ASSIGNMENT: Line count for "meta": state how many lines of the data below include it, and output nothing more.

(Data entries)
----
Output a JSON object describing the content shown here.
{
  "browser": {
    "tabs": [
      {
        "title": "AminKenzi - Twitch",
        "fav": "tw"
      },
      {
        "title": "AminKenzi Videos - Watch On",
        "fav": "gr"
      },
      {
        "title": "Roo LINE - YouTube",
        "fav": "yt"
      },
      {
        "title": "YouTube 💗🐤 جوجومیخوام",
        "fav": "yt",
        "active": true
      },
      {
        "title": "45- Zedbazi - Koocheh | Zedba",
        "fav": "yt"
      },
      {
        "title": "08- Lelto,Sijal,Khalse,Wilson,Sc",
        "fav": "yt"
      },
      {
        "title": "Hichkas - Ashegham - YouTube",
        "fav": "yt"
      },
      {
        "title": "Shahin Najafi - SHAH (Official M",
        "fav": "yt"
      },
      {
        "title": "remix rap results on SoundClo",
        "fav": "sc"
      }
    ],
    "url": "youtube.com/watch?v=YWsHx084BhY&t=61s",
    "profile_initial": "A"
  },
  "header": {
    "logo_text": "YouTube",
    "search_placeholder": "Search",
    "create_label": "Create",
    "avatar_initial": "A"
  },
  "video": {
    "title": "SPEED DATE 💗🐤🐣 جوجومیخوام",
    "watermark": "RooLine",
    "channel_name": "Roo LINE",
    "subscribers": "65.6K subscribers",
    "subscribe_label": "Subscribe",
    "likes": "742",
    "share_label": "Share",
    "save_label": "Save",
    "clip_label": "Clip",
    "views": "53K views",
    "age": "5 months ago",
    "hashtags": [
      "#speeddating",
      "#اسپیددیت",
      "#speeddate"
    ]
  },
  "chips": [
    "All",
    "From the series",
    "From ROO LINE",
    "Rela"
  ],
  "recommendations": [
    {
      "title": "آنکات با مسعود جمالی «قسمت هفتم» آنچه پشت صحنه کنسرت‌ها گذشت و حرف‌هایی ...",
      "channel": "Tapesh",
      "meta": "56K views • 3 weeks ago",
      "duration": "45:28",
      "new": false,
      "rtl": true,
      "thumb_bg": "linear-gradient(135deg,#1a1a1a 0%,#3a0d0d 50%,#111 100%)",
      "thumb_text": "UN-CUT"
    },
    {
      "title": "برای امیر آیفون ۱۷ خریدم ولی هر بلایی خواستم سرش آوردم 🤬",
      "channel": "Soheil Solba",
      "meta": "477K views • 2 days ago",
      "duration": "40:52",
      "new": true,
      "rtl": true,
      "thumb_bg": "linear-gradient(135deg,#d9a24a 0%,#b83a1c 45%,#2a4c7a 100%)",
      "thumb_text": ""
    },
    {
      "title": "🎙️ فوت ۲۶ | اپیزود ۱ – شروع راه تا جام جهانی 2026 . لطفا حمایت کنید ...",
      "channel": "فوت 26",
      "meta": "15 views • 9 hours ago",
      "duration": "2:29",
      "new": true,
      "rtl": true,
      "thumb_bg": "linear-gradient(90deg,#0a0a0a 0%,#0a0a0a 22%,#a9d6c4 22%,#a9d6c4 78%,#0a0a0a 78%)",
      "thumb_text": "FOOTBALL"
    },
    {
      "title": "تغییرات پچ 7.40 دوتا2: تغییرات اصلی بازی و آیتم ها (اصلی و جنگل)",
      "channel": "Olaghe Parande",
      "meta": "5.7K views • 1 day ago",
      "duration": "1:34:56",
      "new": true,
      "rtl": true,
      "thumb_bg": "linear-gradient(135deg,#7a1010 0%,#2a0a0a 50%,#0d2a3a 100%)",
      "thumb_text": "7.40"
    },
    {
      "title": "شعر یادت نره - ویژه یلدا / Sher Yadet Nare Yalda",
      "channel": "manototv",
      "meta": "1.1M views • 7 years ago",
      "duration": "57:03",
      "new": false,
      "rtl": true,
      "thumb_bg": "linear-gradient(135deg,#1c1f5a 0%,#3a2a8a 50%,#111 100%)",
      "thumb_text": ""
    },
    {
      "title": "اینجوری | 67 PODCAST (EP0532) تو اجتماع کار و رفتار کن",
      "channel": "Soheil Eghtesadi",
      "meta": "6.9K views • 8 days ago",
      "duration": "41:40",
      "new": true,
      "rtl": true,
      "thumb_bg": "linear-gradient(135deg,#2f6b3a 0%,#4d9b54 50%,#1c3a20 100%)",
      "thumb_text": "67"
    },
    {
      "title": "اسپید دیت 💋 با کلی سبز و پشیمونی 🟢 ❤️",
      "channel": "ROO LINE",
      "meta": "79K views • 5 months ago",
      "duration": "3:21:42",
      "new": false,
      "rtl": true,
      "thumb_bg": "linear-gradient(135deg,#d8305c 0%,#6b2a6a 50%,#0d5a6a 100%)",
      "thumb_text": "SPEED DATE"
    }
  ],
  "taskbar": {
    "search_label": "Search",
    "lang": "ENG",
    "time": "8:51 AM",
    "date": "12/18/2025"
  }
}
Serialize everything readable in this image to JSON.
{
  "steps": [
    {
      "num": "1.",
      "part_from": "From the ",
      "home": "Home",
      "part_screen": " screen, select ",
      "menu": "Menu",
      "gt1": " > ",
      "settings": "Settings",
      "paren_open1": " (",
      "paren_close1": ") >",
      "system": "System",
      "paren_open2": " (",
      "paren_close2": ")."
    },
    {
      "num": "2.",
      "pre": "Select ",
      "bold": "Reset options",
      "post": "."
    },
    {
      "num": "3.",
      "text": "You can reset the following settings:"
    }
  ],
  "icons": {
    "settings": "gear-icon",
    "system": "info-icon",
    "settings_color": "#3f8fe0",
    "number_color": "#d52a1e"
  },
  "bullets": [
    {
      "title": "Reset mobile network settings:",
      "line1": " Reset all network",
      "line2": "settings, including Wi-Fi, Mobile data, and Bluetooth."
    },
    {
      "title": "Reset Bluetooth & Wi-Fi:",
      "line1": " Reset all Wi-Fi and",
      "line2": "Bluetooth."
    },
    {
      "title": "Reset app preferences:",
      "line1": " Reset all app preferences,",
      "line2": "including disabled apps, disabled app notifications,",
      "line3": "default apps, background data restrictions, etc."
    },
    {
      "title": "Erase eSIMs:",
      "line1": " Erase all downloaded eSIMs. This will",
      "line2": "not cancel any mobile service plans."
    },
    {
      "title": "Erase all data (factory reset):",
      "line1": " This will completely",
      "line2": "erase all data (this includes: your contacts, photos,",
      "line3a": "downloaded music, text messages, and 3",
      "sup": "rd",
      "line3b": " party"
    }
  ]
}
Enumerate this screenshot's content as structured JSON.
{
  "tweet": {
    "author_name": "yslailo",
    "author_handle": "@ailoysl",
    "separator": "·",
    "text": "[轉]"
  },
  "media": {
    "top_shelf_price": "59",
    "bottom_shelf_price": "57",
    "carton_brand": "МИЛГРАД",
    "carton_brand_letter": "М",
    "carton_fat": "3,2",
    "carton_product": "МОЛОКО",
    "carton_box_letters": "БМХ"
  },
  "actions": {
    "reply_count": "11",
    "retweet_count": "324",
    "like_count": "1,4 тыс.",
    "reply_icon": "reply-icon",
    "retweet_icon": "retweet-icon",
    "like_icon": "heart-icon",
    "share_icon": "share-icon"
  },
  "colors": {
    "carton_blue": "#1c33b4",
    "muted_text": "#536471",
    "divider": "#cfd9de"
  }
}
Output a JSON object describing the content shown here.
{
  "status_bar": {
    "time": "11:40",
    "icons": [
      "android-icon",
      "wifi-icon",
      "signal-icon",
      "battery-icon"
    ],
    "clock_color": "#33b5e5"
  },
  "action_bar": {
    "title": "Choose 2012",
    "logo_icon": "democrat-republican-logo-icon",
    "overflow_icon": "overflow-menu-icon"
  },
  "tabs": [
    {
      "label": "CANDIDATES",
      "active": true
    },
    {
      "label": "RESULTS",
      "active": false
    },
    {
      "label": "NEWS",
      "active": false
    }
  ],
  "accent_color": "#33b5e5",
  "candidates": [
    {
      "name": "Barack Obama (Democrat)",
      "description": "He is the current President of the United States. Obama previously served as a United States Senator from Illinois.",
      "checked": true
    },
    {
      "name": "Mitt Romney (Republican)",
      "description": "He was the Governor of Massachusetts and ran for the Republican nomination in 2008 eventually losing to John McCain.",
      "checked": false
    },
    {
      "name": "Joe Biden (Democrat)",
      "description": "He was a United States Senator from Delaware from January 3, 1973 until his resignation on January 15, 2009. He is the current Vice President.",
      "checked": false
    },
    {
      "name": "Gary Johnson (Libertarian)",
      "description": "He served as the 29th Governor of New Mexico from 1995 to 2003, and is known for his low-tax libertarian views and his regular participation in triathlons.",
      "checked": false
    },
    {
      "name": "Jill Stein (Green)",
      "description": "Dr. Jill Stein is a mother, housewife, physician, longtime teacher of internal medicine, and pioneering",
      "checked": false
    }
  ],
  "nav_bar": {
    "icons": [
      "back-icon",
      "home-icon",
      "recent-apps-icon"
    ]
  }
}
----
RESPONSE FOR THIS EXERCISE: 7